→ Entries from a dataset of interfaces:
————

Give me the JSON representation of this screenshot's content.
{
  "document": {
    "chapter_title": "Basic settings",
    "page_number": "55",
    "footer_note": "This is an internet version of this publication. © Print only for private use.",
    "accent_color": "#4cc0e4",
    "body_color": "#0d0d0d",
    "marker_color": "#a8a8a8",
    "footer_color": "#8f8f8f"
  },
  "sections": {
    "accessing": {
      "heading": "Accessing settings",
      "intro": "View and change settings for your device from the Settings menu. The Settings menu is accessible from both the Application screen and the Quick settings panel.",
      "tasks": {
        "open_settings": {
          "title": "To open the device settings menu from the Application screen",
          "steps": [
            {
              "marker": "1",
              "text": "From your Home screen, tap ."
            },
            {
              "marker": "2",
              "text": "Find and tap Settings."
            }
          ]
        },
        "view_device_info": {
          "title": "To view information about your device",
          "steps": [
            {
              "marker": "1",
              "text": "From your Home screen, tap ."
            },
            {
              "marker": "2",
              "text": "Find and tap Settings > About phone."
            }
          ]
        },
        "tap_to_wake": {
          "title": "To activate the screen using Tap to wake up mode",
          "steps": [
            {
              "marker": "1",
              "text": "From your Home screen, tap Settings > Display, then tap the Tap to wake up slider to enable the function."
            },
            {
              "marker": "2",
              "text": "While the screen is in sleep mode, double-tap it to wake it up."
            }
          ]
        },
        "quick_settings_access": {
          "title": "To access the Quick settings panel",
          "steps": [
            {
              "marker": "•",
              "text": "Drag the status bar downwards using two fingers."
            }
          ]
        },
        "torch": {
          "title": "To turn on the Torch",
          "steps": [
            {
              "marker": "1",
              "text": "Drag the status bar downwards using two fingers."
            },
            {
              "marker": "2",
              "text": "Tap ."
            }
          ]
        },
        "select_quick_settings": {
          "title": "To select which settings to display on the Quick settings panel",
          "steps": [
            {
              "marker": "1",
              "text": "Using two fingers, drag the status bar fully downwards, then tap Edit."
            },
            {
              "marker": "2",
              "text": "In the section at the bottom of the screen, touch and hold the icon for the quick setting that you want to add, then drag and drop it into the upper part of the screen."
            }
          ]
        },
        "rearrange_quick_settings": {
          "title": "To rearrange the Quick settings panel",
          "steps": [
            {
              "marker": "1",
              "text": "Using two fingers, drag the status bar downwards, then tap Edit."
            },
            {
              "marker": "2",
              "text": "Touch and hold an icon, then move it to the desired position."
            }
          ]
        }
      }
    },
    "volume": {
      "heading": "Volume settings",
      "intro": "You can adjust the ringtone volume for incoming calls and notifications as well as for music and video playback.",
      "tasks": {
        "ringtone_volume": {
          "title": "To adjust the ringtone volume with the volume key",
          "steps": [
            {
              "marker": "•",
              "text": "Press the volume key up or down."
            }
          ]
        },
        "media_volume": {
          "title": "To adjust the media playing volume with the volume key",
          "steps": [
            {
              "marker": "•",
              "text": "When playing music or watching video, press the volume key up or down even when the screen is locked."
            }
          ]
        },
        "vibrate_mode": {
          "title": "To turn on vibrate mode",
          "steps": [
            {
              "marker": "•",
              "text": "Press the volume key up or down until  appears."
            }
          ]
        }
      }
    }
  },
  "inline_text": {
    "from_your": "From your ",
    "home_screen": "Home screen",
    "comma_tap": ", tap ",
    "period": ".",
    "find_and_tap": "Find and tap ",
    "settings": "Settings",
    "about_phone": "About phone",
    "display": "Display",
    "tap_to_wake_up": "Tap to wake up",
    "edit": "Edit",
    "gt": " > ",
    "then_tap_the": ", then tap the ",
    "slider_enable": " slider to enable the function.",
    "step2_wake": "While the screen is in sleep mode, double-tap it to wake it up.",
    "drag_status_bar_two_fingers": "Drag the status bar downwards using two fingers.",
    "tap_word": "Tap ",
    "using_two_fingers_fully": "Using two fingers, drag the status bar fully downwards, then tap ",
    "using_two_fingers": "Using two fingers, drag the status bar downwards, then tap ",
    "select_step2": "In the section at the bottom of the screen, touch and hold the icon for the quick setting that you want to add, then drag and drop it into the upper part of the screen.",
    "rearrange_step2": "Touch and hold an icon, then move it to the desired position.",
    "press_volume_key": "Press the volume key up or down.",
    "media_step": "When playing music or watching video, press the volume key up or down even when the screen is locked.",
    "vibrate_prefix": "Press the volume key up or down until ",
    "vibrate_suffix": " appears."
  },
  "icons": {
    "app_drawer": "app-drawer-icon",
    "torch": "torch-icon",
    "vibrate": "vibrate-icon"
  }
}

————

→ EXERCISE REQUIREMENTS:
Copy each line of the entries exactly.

→ WORKED SOLUTION:
Give me the JSON representation of this screenshot's content.
{
  "document": {
    "chapter_title": "Basic settings",
    "page_number": "55",
    "footer_note": "This is an internet version of this publication. © Print only for private use.",
    "accent_color": "#4cc0e4",
    "body_color": "#0d0d0d",
    "marker_color": "#a8a8a8",
    "footer_color": "#8f8f8f"
  },
  "sections": {
    "accessing": {
      "heading": "Accessing settings",
      "intro": "View and change settings for your device from the Settings menu. The Settings menu is accessible from both the Application screen and the Quick settings panel.",
      "tasks": {
        "open_settings": {
          "title": "To open the device settings menu from the Application screen",
          "steps": [
            {
              "marker": "1",
              "text": "From your Home screen, tap ."
            },
            {
              "marker": "2",
              "text": "Find and tap Settings."
            }
          ]
        },
        "view_device_info": {
          "title": "To view information about your device",
          "steps": [
            {
              "marker": "1",
              "text": "From your Home screen, tap ."
            },
            {
              "marker": "2",
              "text": "Find and tap Settings > About phone."
            }
          ]
        },
        "tap_to_wake": {
          "title": "To activate the screen using Tap to wake up mode",
          "steps": [
            {
              "marker": "1",
              "text": "From your Home screen, tap Settings > Display, then tap the Tap to wake up slider to enable the function."
            },
            {
              "marker": "2",
              "text": "While the screen is in sleep mode, double-tap it to wake it up."
            }
          ]
        },
        "quick_settings_access": {
          "title": "To access the Quick settings panel",
          "steps": [
            {
              "marker": "•",
              "text": "Drag the status bar downwards using two fingers."
            }
          ]
        },
        "torch": {
          "title": "To turn on the Torch",
          "steps": [
            {
              "marker": "1",
              "text": "Drag the status bar downwards using two fingers."
            },
            {
              "marker": "2",
              "text": "Tap ."
            }
          ]
        },
        "select_quick_settings": {
          "title": "To select which settings to display on the Quick settings panel",
          "steps": [
            {
              "marker": "1",
              "text": "Using two fingers, drag the status bar fully downwards, then tap Edit."
            },
            {
              "marker": "2",
              "text": "In the section at the bottom of the screen, touch and hold the icon for the quick setting that you want to add, then drag and drop it into the upper part of the screen."
            }
          ]
        },
        "rearrange_quick_settings": {
          "title": "To rearrange the Quick settings panel",
          "steps": [
            {
              "marker": "1",
              "text": "Using two fingers, drag the status bar downwards, then tap Edit."
            },
            {
              "marker": "2",
              "text": "Touch and hold an icon, then move it to the desired position."
            }
          ]
        }
      }
    },
    "volume": {
      "heading": "Volume settings",
      "intro": "You can adjust the ringtone volume for incoming calls and notifications as well as for music and video playback.",
      "tasks": {
        "ringtone_volume": {
          "title": "To adjust the ringtone volume with the volume key",
          "steps": [
            {
              "marker": "•",
              "text": "Press the volume key up or down."
            }
          ]
        },
        "media_volume": {
          "title": "To adjust the media playing volume with the volume key",
          "steps": [
            {
              "marker": "•",
              "text": "When playing music or watching video, press the volume key up or down even when the screen is locked."
            }
          ]
        },
        "vibrate_mode": {
          "title": "To turn on vibrate mode",
          "steps": [
            {
              "marker": "•",
              "text": "Press the volume key up or down until  appears."
            }
          ]
        }
      }
    }
  },
  "inline_text": {
    "from_your": "From your ",
    "home_screen": "Home screen",
    "comma_tap": ", tap ",
    "period": ".",
    "find_and_tap": "Find and tap ",
    "settings": "Settings",
    "about_phone": "About phone",
    "display": "Display",
    "tap_to_wake_up": "Tap to wake up",
    "edit": "Edit",
    "gt": " > ",
    "then_tap_the": ", then tap the ",
    "slider_enable": " slider to enable the function.",
    "step2_wake": "While the screen is in sleep mode, double-tap it to wake it up.",
    "drag_status_bar_two_fingers": "Drag the status bar downwards using two fingers.",
    "tap_word": "Tap ",
    "using_two_fingers_fully": "Using two fingers, drag the status bar fully downwards, then tap ",
    "using_two_fingers": "Using two fingers, drag the status bar downwards, then tap ",
    "select_step2": "In the section at the bottom of the screen, touch and hold the icon for the quick setting that you want to add, then drag and drop it into the upper part of the screen.",
    "rearrange_step2": "Touch and hold an icon, then move it to the desired position.",
    "press_volume_key": "Press the volume key up or down.",
    "media_step": "When playing music or watching video, press the volume key up or down even when the screen is locked.",
    "vibrate_prefix": "Press the volume key up or down until ",
    "vibrate_suffix": " appears."
  },
  "icons": {
    "app_drawer": "app-drawer-icon",
    "torch": "torch-icon",
    "vibrate": "vibrate-icon"
  }
}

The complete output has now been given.